How to prepare for financial stress
Let’s face it, life is unpredictable.
When unexpected things crop up – whether it’s a job loss, home repair, relocation or a trip home to see a sick relative – you may be financially unprepared for it and this in turn may leave you feeling helpless, stressed and anxious.
You’re not alone. In fact, 31 per cent of Australians reported being under financial stress, meaning they had difficulty paying for essential goods and services.
And no wonder, as a country we’ve been through our fair share of things over the last few years. We’ve suffered with bush fires, flooding, have been through a pandemic and now there are inflation rises. It’s been a tough time for many.
If you’ve been left with a financial emergency, here are some things you can do to get back on your feet. What’s more, here are some steps to be prepared for next time…
1. Build up an emergency fund
Start saving now, as you’ll never know when you’ll need it. The best thing you can do is start saving before you need an emergency fund…
But chances are, if you’re reading this, you don’t have an emergency fund and need to access money right away. The good news is, it’s not too late!
The first step is to get rid of things you don’t need in your house. There could be some old plant pots, old clothes, old toys or furniture you don’t need anymore but others might like to buy from you. You could try selling these things on Facebook Marketplace or Gum Tree.

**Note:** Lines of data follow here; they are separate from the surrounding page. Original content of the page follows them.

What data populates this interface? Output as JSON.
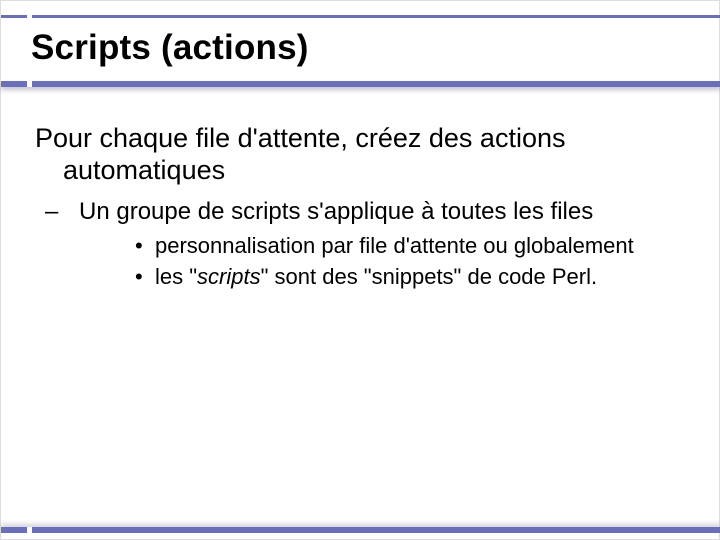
{
  "slide": {
    "title": "Scripts (actions)",
    "main_point": "Pour chaque file d'attente, créez des actions automatiques",
    "sub_item": "Un groupe de scripts s'applique à toutes les files",
    "bullets": [
      "personnalisation par file d'attente ou globalement",
      "les \"scripts\" sont des \"snippets\" de code Perl."
    ],
    "bullet2_parts": {
      "pre": "les \"",
      "italic": "scripts",
      "post": "\" sont des \"snippets\" de code Perl."
    }
  },
  "colors": {
    "accent": "#6a6fb8"
  }
}
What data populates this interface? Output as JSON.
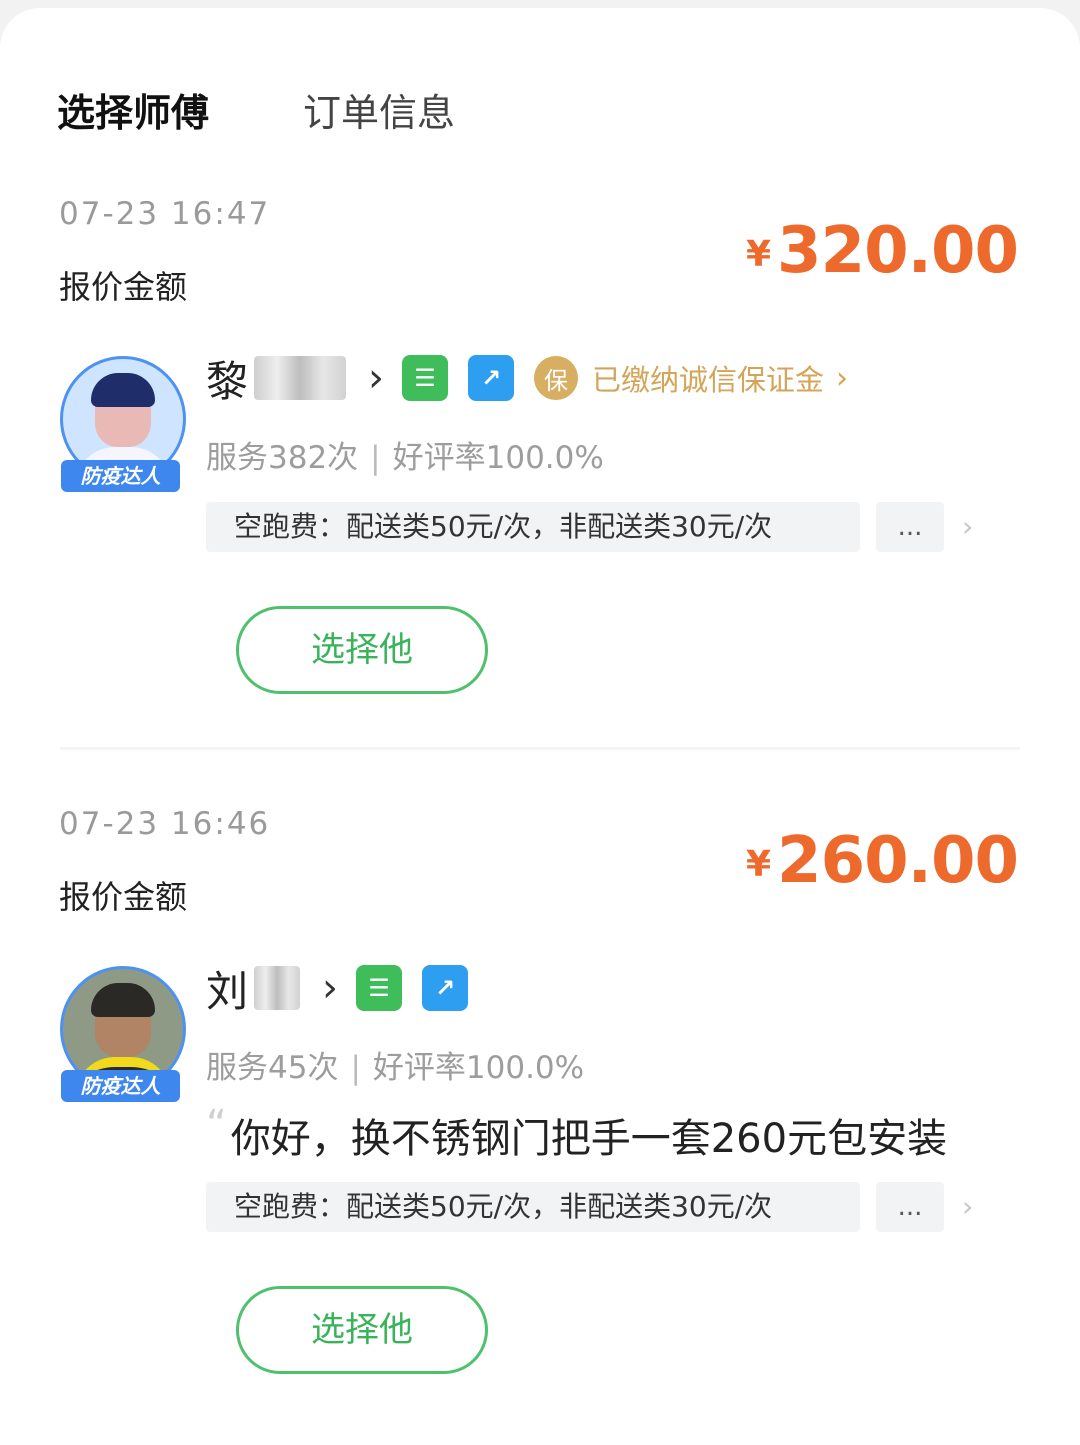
{
  "tabs": [
    {
      "label": "选择师傅"
    },
    {
      "label": "订单信息"
    }
  ],
  "quotes": [
    {
      "time": "07-23 16:47",
      "price_label": "报价金额",
      "currency": "¥",
      "amount": "320.00",
      "name": "黎",
      "badge": "防疫达人",
      "deposit": "已缴纳诚信保证金",
      "bao": "保",
      "services": "服务382次",
      "rating": "好评率100.0%",
      "fee": "空跑费：配送类50元/次，非配送类30元/次",
      "more": "...",
      "select": "选择他"
    },
    {
      "time": "07-23 16:46",
      "price_label": "报价金额",
      "currency": "¥",
      "amount": "260.00",
      "name": "刘",
      "badge": "防疫达人",
      "services": "服务45次",
      "rating": "好评率100.0%",
      "message": "你好，换不锈钢门把手一套260元包安装",
      "fee": "空跑费：配送类50元/次，非配送类30元/次",
      "more": "...",
      "select": "选择他"
    }
  ],
  "colors": {
    "price": "#ee6a2c",
    "accent_green": "#39b35a",
    "deposit_gold": "#d4a558",
    "badge_blue": "#3e87ee"
  },
  "icons": {
    "green_icon": "certificate-icon",
    "blue_icon": "syringe-icon",
    "gold_icon": "guarantee-icon"
  }
}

Additionally, you can temporarily take on extra work. Whether it be Air Tasker, Uber or maybe even ask your boss for extra hours for a short period of time.
2. Make a budget
Evaluate all of your expenses. How do you spend? Where can you save? Do you need all of those streaming devices? Can you consolidate any loans you have? You could always try making a list of essentials and extras.
Essentials are things like groceries and medical insurance. Extras tend to be things like your cleaner, if you have one, take away, nights out and things you can cut back on or stop doing altogether to save money.
3. Have things for a rainy day
The pandemic taught us to stock up on certain things and to make sure we had certain toiletries, first aid, medicine and cleaning products as well as basics in case of a last-minute lockdown (and we had quite a few of those).
Just because life has returned relatively back to normal, it doesn’t mean you have to stop doing what you were doing before. You don’t need to panic buy or hoard things, but it’s always a good idea to have some essentials at home in case of an emergency.
Maybe go through your pantry and cupboards to see what you have in there, you may be surprised! You might be able to get a few meals out of the food in your pantry to help save on your next grocery shop.
4. Get help
No one likes to ask for help, especially from family and friends, when it comes to finances. However, a little bit of borrowed money from a loved one might be able to help get you through a hard time, so it’s always good to ask. But if you can’t get help there, there are other options.
There may be charities that can also help you if you’re in a tight spot. You could also try heading into Centrelink to see if you can get assistance. Community centres or reaching out on neighbourhood support networks may also be another option.
Don’t try to work it out on your own, if you feel in over your head. It’s also important to get emotional support, as financial issues can cause a lot of stress. Speak to your GP and ask to be referred to a counsellor or a professional with whom you can speak with about how you are feeling.
Ask for an extension or a discount. Not all expenses need to be paid straight away, you may be able to pay back after a certain amount of time. Prioritise what is important and pay those off first.
If you’re having trouble with credit cards, overdrafts or bank loans, it’s always worth negotiating with the lender. One of the best things you can do, is to contact them ahead of your deadline and before you get behind on payments. You will be surprised how much they are willing to work with you.
Reaching out to a bank or mortgage company may also be worth your while, as they may be able to restructure your loan or tell you about a high interest bank accountant that may be able to help you.
6. Check your insurance
What insurance do you have, if you have any? There are different insurances out there to help you, such as health, car, homeowners, renters as well as disability insurance.
Each one has different coverage and while some you can’t start claiming back until a certain amount of time, it’s good to be across the different policies and assess whether it could help you in the future.
7. Learn to let go
There’s no point holding onto something that’s clearly out of your control. What ifs and hindsight are a beautiful thing but you can’t turn back time, unfortunately. The only thing you can take from this situation is to how to learn from it and how to make sure it doesn’t happen again.
A lot of the time, we can’t predict when we will need an emergency fund or what will happen in the future. Take the pandemic, for example, no one could’ve predicted it and a lot of people found themselves financially hard up, businesses were ruined and it was a tricky time for many.
But people did bounce back, and order slowly restored and it will also for you. Chin up, you’ll be back on your feet in no time.
Learn to manage stress with The Healthy Mummy Wellness App
Healthy Mummy Wellness app is built to support mums’ mental, physical and social wellbeing. We have expert advice to help mums makeover their minds, transform their mood, manage their hormones, sleep better and engage with their family. You can listen to podcasts, read blogs, work out with our trainers and find healthy, family-friendly recipes from the palm of your hand.